## Brief
Images should not appear in the copy, yet every line of the listing below must be printed exactly.

## Working data
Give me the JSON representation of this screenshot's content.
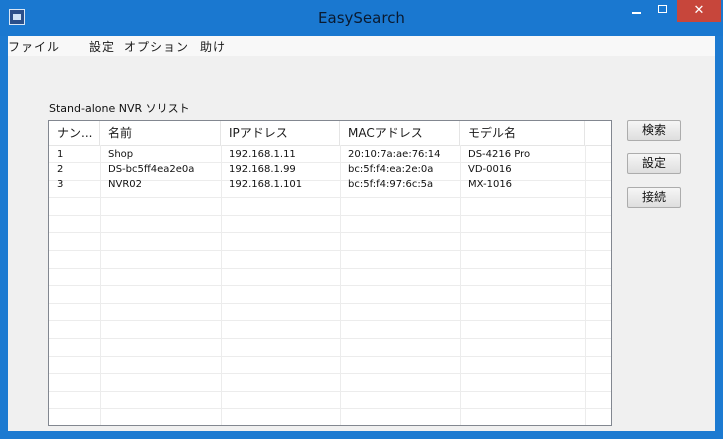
{
  "window": {
    "title": "EasySearch",
    "close_glyph": "✕"
  },
  "menu": [
    "ファイル",
    "設定",
    "オプション",
    "助け"
  ],
  "list_group_label": "Stand-alone NVR ソリスト",
  "table": {
    "columns": [
      "ナン...",
      "名前",
      "IPアドレス",
      "MACアドレス",
      "モデル名"
    ],
    "rows": [
      [
        "1",
        "Shop",
        "192.168.1.11",
        "20:10:7a:ae:76:14",
        "DS-4216 Pro"
      ],
      [
        "2",
        "DS-bc5ff4ea2e0a",
        "192.168.1.99",
        "bc:5f:f4:ea:2e:0a",
        "VD-0016"
      ],
      [
        "3",
        "NVR02",
        "192.168.1.101",
        "bc:5f:f4:97:6c:5a",
        "MX-1016"
      ]
    ]
  },
  "buttons": {
    "search": "検索",
    "settings": "設定",
    "connect": "接続"
  },
  "icons": {
    "app": "app-icon",
    "minimize": "minimize-icon",
    "maximize": "maximize-icon",
    "close": "close-icon"
  }
}
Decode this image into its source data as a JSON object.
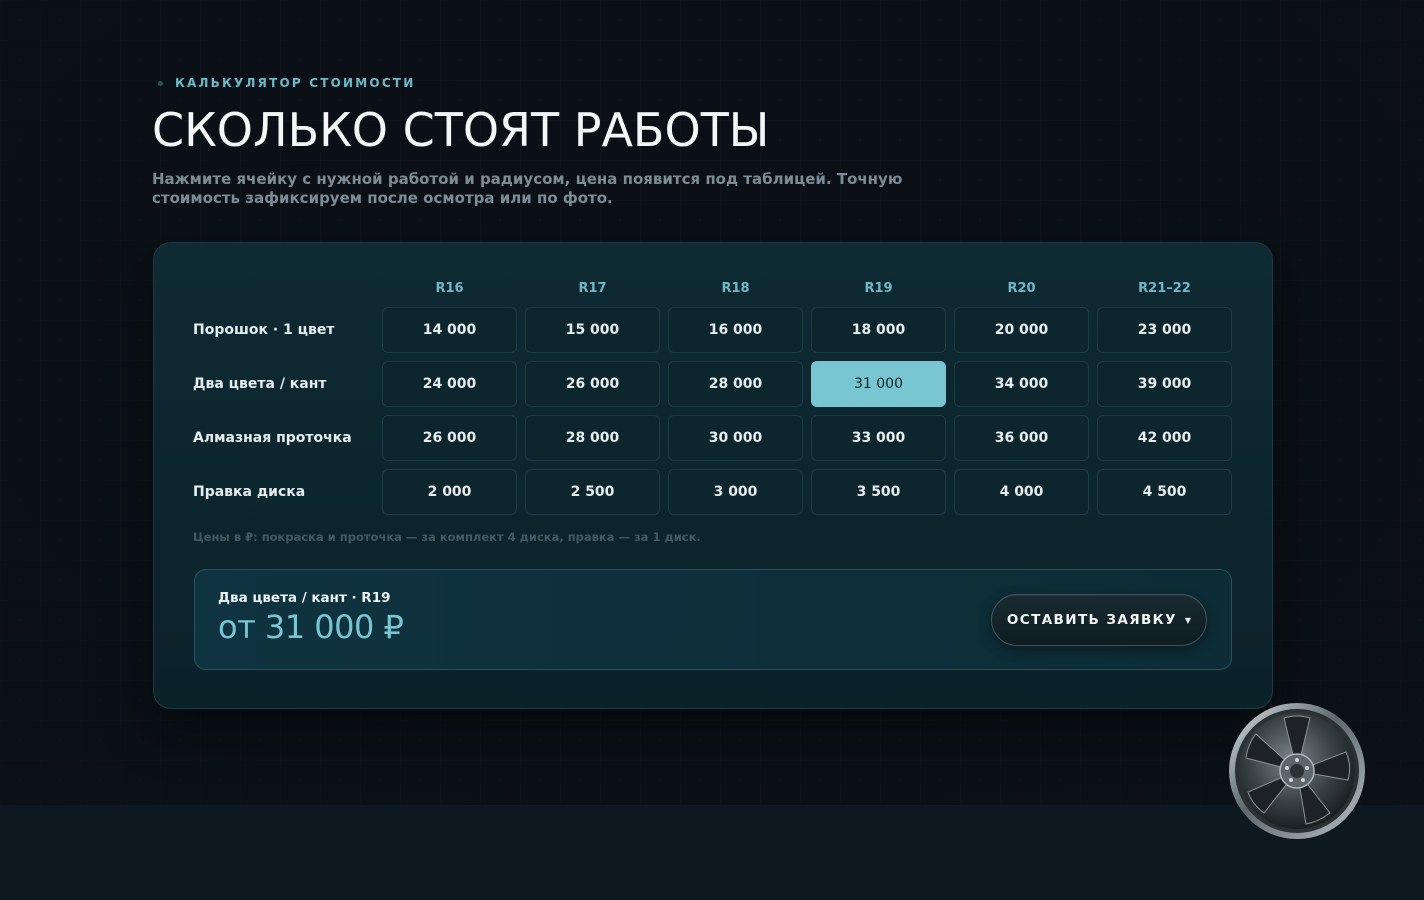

## Answer box
Give me the JSON representation of this screenshot's content.
{
  "window": {
    "title": "EasySearch",
    "close_glyph": "✕"
  },
  "menu": [
    "ファイル",
    "設定",
    "オプション",
    "助け"
  ],
  "list_group_label": "Stand-alone NVR ソリスト",
  "table": {
    "columns": [
      "ナン...",
      "名前",
      "IPアドレス",
      "MACアドレス",
      "モデル名"
    ],
    "rows": [
      [
        "1",
        "Shop",
        "192.168.1.11",
        "20:10:7a:ae:76:14",
        "DS-4216 Pro"
      ],
      [
        "2",
        "DS-bc5ff4ea2e0a",
        "192.168.1.99",
        "bc:5f:f4:ea:2e:0a",
        "VD-0016"
      ],
      [
        "3",
        "NVR02",
        "192.168.1.101",
        "bc:5f:f4:97:6c:5a",
        "MX-1016"
      ]
    ]
  },
  "buttons": {
    "search": "検索",
    "settings": "設定",
    "connect": "接続"
  },
  "icons": {
    "app": "app-icon",
    "minimize": "minimize-icon",
    "maximize": "maximize-icon",
    "close": "close-icon"
  }
}
Decode this image into its source data as a JSON object.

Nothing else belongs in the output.